    All of the awards require a game be playable, but they don’t require all features to be present. If you’ve seen a few game demos, you know that there’s a huge disconnect between what’s shown (or playable) and what’s discussed. A developer can say, “The AI will do this and this,” but can rarely demonstrate it until very late in a game’s development. AI just isn’t something that’s finalized early on, like a 3D engine. You also can’t test balance, or other elements that critical to whether Game X or Game Y is “better.”

    I know people are interested, because we all like competition, or whether Game X is better than Game Y. What I’m trying to get at is that it’s unfair (and useless) to compare Game X and Y while they’re in development. It’s not an even playing field.

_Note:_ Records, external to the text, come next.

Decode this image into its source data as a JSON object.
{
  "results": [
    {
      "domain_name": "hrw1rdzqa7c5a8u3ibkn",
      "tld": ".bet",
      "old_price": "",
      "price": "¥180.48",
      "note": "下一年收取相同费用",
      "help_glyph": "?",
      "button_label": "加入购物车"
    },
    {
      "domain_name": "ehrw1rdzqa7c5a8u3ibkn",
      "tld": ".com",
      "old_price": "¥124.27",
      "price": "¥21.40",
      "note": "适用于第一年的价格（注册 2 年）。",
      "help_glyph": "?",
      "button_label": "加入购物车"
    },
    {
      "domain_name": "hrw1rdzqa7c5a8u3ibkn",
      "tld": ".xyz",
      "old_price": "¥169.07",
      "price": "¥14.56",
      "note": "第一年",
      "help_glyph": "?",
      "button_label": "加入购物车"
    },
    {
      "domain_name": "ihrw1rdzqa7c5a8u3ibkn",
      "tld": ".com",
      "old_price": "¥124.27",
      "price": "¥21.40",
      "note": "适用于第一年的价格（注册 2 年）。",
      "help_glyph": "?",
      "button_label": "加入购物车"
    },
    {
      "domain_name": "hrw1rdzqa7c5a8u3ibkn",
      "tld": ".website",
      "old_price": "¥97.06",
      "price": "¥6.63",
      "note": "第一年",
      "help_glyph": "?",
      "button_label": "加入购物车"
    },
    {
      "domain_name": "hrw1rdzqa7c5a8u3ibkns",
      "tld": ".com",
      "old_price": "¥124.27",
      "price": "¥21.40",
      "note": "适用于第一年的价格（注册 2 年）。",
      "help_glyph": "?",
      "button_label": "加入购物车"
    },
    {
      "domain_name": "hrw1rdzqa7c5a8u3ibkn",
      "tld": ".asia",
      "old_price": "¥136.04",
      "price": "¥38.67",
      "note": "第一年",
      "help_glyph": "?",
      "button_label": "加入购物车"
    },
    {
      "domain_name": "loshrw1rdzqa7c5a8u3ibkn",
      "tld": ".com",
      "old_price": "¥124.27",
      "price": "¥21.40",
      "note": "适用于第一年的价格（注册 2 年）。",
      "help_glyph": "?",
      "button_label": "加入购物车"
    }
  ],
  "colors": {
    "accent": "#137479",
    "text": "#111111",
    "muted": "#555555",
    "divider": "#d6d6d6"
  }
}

One may be near completion, another may be due in two years. You’re comparing what one game does to what another might do.

    The one due in two years can promise the world, show some gameplay, and win an award. The one coming out this year may not promise the world, because they already realized they couldn’t deliver the world and yanked those features out.

    Black & White won two different “Best of E3” awards based on what Peter Molyneux said it would be like, not what he was able to show (which was also cool, but only a tiny subset of the whole game). The final game only did about 50% of what he promised.

    I’ve no issue with reporting that Peter Molyneyeux hopes his game will have X, Y, and Z. But when you give it an award, I think you cross a line into outright promotion.

    There is also the larger issue of what you discuss, of fixing the contest rather than throwing it out.

    But to make it truly fair, it would require all judges to see all games an equal amount of time; one person can’t see hundreds of games for, say, 30 minutes to get a good feel for whether or not they’re more than just a smoke and mirror demo. They only spend that much time with the handful of games that are sort of pre-selected to win.

    EA pre-selected Spore, by offering it only to E3 judges behind closed doors. Other games have received similar treatment in past years. For example, the judges let Activision know DOOM 3 wouldn’t be eligible one year unless they could play it, so they were given additional access. Was this offer made to every company at the show?

    I know the definition of vaporware, though I’d argue that all games in preview form are essentially marketing constructs. They’re not available to the public, and there’s no guarantee that they’ll ever be available until they’re actually on shelves.

    There was a company years ago–Scavenger, I think–that had a bunch of playable games at the show. They made a huge splash. I think one of the games was called “Into the Shadows.” I even had a build of it at one point. None of the games ever shipped.

    Had there been E3 awards, I guarantee they would have won a bunch. They promised the world, and the games looked and sounded phenomenal. In the end, they delivered… nothing. (I think they did ship some lousy race game, then disappeared.)

  • Anonymous

    Hah, I just did a quick Google on “Into the Shadows” and found that its creators went on to be Starbreeze Studios, creator of the superb Chronicles of Riddick.